In her concluding message, Mrs. Monoque Barbut said, “with the right type of investments in land, rural infrastructure and skills development, the future can be bright. We have to send a clear message that if it is well managed, the land can provide not just enough to get by but a place where individuals and communities can build a future”.
Geographically, Eritrea is located in the Sahel region which is prone to drought and erratic rainfall. This situation is aggravated by climate change. Hence, sustainable land management issues assumes great importance for countries like Eritrea whose economy highly depends on agriculture.
Taking this reality into account, the Government of Eritrea, right after independence, massively invested in the agriculture sector in order to restore, sustain and enhance the productive functions of the country’s natural ecosystem resources. Community-based afforestation and soil and water conservation have become routine activities of the people, and the government aims at conserving and rehabilitating the land that has been degraded due to different causes like climatic conditions, deforestation, overgrazing, over cultivation, soil erosion and decline of soil fertility. Research shows that managing land more sustainably reduces the rate of degradation.
Students have been engaged for more than 20 years in afforestation and soil and water conservation programs in their summer break, and many students have been organized in green clubs to promote tree planting in their school premises.

To strengthen the land rehabilitation programs in a systematic and vigorous way, the Government of Eritrea declared a greening campaign on May 15 2006, at a national greening conference attended by H.E Isaias Afewerki, President of the State of Eritrea. As per the resolution of the conference, all Eritrean regions are involved in various land rehabilitation campaigns mainly in soil and water conservation as well as tree planting activities. During the national greening day, the campaign’s performance in all regions of the country is thoroughly assessed and awards are given to exemplary individuals and institutions.

Thanks to this campaign, so far more than 41 million trees have been planted on 16,000 hectares of land. More than 150,000 energy saving stoves have been distributed all over the country. Permanent and temporary enclosures are increasing in number; and farmers are benefiting by feeding their animals by cut and carry system. More than 300,000 hectares of land is under enclosure.

To address the negative effects of climate change, the government of Eritrea has been involved in soil and water conservation schemes and construction of dams and diversion structures. Over 600 different sized water reservoirs have been constructed in the past 26 years.
To minimize the utilization of harvested water and increase cycles of crop production, irrigation equipment producing factory has been built and started production.
Moreover, farmers are introducing contour farming and farmland levelling to conserve soil and water so as to enhance productivity of the land. Farmers, satisfied with the outcome of these activities, are now replicating these activities. Nationally about 100,000 hectares of farm land has been treated by various soil and water conservation schemes, which boosted production by 30- 40 percent.

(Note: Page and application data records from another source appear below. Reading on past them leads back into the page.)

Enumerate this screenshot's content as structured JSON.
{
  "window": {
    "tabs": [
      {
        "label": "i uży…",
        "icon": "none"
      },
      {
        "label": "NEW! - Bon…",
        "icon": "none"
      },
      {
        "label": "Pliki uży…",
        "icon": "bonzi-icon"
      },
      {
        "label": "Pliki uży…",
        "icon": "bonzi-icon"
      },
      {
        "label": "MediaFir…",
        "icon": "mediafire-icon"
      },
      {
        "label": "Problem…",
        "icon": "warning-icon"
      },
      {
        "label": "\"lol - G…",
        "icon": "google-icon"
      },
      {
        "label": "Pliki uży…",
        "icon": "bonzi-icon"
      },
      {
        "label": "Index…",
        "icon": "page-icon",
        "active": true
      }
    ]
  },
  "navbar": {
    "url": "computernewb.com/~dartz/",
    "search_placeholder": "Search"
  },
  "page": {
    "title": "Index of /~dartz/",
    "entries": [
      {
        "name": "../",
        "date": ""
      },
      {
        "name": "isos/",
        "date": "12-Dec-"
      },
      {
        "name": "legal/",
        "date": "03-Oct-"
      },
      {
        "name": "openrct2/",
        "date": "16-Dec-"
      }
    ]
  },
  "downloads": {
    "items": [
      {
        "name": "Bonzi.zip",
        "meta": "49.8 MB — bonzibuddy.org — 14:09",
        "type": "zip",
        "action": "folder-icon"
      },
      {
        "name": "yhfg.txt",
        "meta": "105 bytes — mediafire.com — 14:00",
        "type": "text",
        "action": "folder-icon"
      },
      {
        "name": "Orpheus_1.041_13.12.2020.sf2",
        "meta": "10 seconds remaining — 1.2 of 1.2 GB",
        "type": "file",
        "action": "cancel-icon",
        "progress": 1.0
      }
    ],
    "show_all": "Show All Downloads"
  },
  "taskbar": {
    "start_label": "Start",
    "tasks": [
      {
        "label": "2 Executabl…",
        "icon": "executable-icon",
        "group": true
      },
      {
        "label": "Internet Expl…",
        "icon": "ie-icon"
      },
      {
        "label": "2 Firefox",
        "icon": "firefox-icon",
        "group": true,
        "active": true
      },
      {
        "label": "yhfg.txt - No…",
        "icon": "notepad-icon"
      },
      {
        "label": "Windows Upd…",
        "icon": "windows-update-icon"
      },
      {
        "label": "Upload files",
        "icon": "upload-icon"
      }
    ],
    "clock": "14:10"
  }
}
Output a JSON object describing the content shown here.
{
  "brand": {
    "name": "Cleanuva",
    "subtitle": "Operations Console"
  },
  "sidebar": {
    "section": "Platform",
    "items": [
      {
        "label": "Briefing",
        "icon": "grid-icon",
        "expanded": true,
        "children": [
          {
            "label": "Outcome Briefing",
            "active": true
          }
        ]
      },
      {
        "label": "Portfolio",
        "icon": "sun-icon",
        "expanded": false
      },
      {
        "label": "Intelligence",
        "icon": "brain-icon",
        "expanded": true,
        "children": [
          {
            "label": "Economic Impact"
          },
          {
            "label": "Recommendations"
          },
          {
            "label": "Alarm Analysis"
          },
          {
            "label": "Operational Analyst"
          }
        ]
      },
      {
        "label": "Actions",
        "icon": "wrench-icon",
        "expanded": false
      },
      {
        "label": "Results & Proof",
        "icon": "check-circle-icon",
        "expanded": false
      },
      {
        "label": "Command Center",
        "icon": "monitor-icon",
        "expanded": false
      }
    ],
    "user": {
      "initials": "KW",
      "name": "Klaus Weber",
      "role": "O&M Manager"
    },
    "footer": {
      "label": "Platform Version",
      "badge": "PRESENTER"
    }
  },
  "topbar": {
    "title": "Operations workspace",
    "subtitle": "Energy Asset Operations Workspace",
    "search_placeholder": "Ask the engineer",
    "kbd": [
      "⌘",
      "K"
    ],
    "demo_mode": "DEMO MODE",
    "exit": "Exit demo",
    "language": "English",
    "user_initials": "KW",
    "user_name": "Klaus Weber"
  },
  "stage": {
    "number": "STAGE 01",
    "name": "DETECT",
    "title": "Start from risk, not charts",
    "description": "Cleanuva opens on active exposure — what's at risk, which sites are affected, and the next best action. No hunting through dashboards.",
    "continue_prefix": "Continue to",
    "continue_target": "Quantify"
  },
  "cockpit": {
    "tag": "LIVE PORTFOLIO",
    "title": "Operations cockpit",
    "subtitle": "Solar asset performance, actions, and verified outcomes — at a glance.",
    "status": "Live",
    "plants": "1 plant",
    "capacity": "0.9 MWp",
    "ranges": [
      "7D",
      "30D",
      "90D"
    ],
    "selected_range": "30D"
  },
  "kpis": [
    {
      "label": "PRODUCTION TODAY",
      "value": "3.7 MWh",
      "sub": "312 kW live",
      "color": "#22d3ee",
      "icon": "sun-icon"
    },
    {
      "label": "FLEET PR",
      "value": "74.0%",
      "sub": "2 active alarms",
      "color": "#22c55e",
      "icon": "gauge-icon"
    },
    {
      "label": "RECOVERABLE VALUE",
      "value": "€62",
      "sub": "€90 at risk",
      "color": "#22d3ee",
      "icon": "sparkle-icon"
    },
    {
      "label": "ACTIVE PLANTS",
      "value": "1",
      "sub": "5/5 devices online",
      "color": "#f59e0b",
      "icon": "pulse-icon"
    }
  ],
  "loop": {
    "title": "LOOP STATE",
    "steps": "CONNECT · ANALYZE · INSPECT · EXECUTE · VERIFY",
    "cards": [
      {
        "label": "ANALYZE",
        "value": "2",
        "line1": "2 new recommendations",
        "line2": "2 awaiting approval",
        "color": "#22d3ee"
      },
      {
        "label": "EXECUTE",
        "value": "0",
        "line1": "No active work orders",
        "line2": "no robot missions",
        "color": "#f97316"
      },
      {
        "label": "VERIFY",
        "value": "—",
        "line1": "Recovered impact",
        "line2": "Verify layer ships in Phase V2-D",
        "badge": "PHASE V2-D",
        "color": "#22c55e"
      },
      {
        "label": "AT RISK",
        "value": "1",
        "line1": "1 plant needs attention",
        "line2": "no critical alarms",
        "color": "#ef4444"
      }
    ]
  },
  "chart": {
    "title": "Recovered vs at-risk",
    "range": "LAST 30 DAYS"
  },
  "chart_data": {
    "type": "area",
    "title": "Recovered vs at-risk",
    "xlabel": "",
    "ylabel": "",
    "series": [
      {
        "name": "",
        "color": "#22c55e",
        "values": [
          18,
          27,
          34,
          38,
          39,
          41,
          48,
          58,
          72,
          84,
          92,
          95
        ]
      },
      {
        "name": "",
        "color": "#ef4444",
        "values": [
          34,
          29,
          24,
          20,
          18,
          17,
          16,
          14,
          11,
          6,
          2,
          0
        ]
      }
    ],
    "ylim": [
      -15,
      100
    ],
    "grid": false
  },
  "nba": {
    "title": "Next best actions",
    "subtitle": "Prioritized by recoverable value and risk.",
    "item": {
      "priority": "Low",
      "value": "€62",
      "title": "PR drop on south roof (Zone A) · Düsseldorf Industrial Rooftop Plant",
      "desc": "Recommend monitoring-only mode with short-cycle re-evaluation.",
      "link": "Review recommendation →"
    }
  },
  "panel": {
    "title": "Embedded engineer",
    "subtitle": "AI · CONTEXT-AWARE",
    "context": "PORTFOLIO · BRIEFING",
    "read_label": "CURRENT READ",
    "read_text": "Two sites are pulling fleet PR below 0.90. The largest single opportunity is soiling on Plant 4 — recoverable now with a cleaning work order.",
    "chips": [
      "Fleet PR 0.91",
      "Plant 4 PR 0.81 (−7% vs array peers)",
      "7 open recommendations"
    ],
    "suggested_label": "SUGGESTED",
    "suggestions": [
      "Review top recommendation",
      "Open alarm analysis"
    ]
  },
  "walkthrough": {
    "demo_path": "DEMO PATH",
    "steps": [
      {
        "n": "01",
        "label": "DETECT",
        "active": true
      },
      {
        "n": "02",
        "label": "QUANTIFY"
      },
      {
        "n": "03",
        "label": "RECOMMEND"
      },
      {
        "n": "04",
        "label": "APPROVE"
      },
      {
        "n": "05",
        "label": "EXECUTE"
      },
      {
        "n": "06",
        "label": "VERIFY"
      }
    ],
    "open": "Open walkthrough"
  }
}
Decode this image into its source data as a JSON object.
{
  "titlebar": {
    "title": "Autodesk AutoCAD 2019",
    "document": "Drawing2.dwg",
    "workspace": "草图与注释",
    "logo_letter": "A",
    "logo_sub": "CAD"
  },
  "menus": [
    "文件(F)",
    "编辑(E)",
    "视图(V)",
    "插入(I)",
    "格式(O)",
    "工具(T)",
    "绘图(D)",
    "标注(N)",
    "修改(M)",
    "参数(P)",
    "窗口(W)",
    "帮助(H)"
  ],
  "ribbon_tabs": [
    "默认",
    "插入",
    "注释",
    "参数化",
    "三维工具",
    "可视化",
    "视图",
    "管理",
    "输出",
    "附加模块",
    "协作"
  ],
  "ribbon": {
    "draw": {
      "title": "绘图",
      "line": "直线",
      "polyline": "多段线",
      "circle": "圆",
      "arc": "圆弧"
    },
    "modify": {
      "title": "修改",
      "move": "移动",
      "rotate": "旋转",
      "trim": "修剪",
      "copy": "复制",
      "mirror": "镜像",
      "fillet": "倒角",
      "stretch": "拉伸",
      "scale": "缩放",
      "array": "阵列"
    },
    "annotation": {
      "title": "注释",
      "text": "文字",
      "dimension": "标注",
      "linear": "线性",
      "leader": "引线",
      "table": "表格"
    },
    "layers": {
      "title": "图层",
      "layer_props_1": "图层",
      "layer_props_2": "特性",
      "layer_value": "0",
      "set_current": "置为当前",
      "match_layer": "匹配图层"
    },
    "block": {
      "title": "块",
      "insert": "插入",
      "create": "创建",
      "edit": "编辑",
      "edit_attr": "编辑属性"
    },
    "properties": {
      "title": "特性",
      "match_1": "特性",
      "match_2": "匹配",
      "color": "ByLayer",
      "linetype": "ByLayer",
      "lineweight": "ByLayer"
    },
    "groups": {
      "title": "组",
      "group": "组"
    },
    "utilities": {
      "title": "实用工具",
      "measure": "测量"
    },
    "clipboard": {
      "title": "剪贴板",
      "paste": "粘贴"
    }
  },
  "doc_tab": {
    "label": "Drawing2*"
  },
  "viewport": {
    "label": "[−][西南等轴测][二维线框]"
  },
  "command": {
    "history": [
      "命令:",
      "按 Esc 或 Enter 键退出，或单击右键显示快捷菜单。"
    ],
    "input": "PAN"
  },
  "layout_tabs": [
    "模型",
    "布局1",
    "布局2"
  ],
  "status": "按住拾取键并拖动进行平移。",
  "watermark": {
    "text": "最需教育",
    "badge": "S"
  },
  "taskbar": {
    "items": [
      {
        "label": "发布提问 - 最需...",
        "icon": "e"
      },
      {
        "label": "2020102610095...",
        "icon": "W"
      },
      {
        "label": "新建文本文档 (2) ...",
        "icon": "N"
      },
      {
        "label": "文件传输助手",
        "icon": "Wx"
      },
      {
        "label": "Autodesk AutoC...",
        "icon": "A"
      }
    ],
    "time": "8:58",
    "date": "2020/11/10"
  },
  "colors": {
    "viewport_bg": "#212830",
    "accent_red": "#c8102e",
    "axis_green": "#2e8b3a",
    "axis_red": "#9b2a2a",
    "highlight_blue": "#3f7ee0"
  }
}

Through endeavours undertaken all over the country the government and the people of Eritrea are demonstrating their commitment to achieve Land Degradation Neutrality by 2030. The government is also committed to involve all relevant sectors to meet the target. That’s why Eritrea signed the UNCCD in 1995 and ratified the convention in 1996.